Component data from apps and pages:
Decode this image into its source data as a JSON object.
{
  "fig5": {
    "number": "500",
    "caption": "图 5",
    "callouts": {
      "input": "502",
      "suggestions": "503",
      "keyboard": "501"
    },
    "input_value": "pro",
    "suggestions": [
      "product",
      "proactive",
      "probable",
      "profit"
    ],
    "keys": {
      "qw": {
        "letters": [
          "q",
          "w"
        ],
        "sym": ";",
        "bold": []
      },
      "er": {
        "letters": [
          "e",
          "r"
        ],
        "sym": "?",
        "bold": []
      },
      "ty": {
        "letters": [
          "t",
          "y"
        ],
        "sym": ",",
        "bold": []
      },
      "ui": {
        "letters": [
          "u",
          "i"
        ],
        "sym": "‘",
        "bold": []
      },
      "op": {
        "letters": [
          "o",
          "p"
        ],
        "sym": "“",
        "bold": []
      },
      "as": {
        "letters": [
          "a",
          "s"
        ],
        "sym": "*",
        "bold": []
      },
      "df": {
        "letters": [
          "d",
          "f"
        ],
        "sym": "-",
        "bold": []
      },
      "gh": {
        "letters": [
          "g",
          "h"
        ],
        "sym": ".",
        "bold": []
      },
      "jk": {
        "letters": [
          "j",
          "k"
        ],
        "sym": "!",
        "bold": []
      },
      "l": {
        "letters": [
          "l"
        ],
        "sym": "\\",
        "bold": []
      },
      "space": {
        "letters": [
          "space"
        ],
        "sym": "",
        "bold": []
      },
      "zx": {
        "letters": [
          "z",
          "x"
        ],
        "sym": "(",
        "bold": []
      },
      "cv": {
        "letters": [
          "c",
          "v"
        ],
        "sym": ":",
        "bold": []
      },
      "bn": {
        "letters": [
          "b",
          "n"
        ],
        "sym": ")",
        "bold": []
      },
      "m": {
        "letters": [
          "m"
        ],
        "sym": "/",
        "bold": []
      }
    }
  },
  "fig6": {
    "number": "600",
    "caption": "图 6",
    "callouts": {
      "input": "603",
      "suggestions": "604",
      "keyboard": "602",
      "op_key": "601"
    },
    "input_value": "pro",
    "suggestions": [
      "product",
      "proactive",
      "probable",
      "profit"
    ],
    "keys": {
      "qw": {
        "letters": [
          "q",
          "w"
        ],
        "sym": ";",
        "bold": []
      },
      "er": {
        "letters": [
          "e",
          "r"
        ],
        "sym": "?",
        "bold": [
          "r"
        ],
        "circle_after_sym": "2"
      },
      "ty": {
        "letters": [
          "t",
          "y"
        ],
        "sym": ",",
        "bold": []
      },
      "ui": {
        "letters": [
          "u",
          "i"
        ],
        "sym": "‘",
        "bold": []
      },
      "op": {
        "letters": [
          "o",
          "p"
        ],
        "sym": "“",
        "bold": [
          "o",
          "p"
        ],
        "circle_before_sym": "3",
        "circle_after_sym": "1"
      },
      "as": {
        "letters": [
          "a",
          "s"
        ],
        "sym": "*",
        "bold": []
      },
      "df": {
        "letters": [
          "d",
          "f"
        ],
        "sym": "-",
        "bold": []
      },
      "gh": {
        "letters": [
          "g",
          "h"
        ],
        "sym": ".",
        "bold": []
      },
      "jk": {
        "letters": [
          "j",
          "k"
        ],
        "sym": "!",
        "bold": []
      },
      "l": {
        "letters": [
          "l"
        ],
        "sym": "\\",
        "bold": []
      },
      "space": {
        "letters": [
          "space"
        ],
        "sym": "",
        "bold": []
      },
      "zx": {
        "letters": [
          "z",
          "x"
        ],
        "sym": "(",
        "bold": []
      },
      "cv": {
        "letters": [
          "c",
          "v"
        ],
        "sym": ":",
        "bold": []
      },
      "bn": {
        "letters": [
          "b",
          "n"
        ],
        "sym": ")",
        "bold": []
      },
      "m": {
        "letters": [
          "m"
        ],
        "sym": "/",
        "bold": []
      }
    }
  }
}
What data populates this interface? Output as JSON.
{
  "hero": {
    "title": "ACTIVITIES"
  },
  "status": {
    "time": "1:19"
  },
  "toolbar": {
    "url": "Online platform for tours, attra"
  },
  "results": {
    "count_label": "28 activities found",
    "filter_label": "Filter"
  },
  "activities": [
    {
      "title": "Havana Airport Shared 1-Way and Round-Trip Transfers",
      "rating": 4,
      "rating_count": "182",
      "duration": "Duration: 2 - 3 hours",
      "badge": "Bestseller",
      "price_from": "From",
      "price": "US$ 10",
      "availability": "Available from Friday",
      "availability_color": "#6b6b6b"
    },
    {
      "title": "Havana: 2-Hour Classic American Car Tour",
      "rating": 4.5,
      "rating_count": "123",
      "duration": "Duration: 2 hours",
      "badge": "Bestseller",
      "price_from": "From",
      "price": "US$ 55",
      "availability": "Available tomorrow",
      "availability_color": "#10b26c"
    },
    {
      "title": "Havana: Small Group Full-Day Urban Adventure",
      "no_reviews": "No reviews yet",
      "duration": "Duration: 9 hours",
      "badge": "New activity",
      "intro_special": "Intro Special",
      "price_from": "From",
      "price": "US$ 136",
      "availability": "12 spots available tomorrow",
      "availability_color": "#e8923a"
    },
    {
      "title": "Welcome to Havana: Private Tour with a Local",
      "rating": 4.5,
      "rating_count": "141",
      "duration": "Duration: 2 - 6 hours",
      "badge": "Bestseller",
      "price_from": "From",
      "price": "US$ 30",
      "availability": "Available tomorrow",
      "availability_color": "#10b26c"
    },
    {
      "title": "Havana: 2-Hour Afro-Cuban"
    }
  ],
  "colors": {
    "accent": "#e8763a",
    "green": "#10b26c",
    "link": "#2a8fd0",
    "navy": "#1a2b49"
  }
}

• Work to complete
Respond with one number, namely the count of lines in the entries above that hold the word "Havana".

• Response for this exercise
5